Perhaps ill-advisedly, I spent last Sunday afternoon at a dance performance with two of my sons. It was an unusually busy weekend, there was laundry and homework to do, and frankly neither of the boys was wild about the idea of sitting quietly in a theater for two hours. But I persisted, and we went.
The show was Men in Dance—a festival held every two years showcasing a wide variety of dance from classical to contemporary. All of the performers are men and boys. What I love about watching these dances is the sheer range of expression and styles. Some performances are tender and romantic, some funny, some bursting with energy and power.
It is tricky raising boys to be men in a culture that tolerates and celebrates men’s violence, and in which that violence does so much damage. One of the challenges is this: how do we teach boys to be conscious of and critical of violence, and at the same time to love and be proud of themselves, when the culture teaches them that violence is something essential about who they are?

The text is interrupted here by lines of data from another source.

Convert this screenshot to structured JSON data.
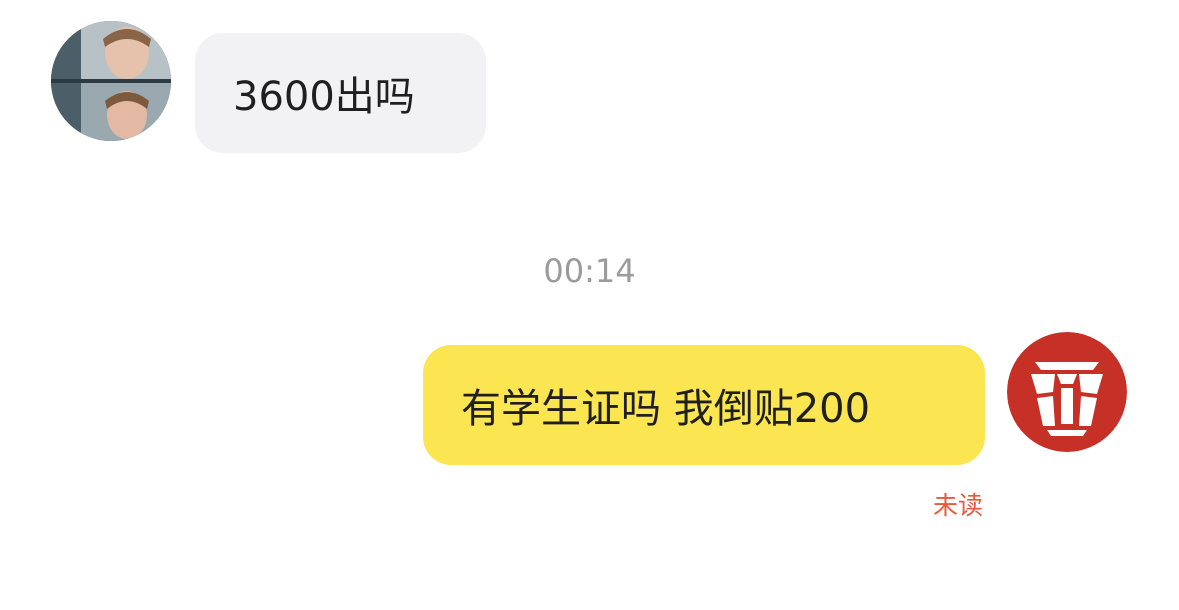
{
  "messages": [
    {
      "side": "left",
      "text": "3600出吗",
      "avatar": "user-photo-avatar"
    },
    {
      "side": "right",
      "text": "有学生证吗 我倒贴200",
      "avatar": "autobot-logo-avatar",
      "status": "未读"
    }
  ],
  "timestamp": "00:14",
  "colors": {
    "incoming_bubble": "#f2f2f4",
    "outgoing_bubble": "#fbe551",
    "unread_status": "#e55a3b",
    "timestamp": "#9b9b9b",
    "logo_red": "#c63027"
  }
}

I think what moves me about watching these dances is that it feels like a glimpse of liberated masculinity, what men can be outside of the “man box.” And I don’t mean just because men are defying macho stereotypes by dancing. That’s true, but it is only the surface. The dancers embody masculinity that stretches into a wide expanse of human experience, far beyond that narrow range of emotion typically recognized as manly. It is a celebration of men and male bodies. A display of strength and beauty without domination or objectification. Athleticism and skill without winners and losers. I want those models of manliness for my sons, but they are not easy to come by.
I’m leaving my boys for a few days later this week to join in a series of conversations about healthy masculinity. The Healthy Masculinity Action Project envisions a world where “Every man can be strong without being violent. Every man can make the world a better place.” Rejecting violence is only a first step. The conversations I hope to have are about how we get beyond that to a kind of masculinity that is worth celebrating. How we embody it an authentic way, recognize it in each other, and make it accessible to everybody. I know what it is like to grow up with no visible image of the kind of man I wanted to be, so I know it is possible to make it up on your own. I don’t know yet how to make that vision real for my boys and all of our sons, but I am excited to be with other people trying to figure it out.
I’m not much into sports (unless “So You Think You Can Dance?” counts), but this report caught my ear while stuck in traffic.
Sports commentator Art Thiel weighs in on Rick Welts, president of the Phoenix Suns, and his recent decision to reveal that he is gay. Welts is the first high-profile sports figure to do so. I was happy to hear Thiel call this out as a positive step toward expanding views about masculinity in the professional sports community.
As we’ve seen, everyone loses when we confuse cockiness, violence, and the rampant pursuit of sex (consensual or not) for athleticism and sportsmanship. But while it’s exciting to see this shift in the sports world, Thiel reminds us that the real change depends upon all of us.
He invites all sports fans to stand up for authentic sportsmanship. In the stands we can respond to hateful trash talk by following Thiel’s simple advice. Let folks know: “I don’t need to hear that. My kids don’t need to hear that.”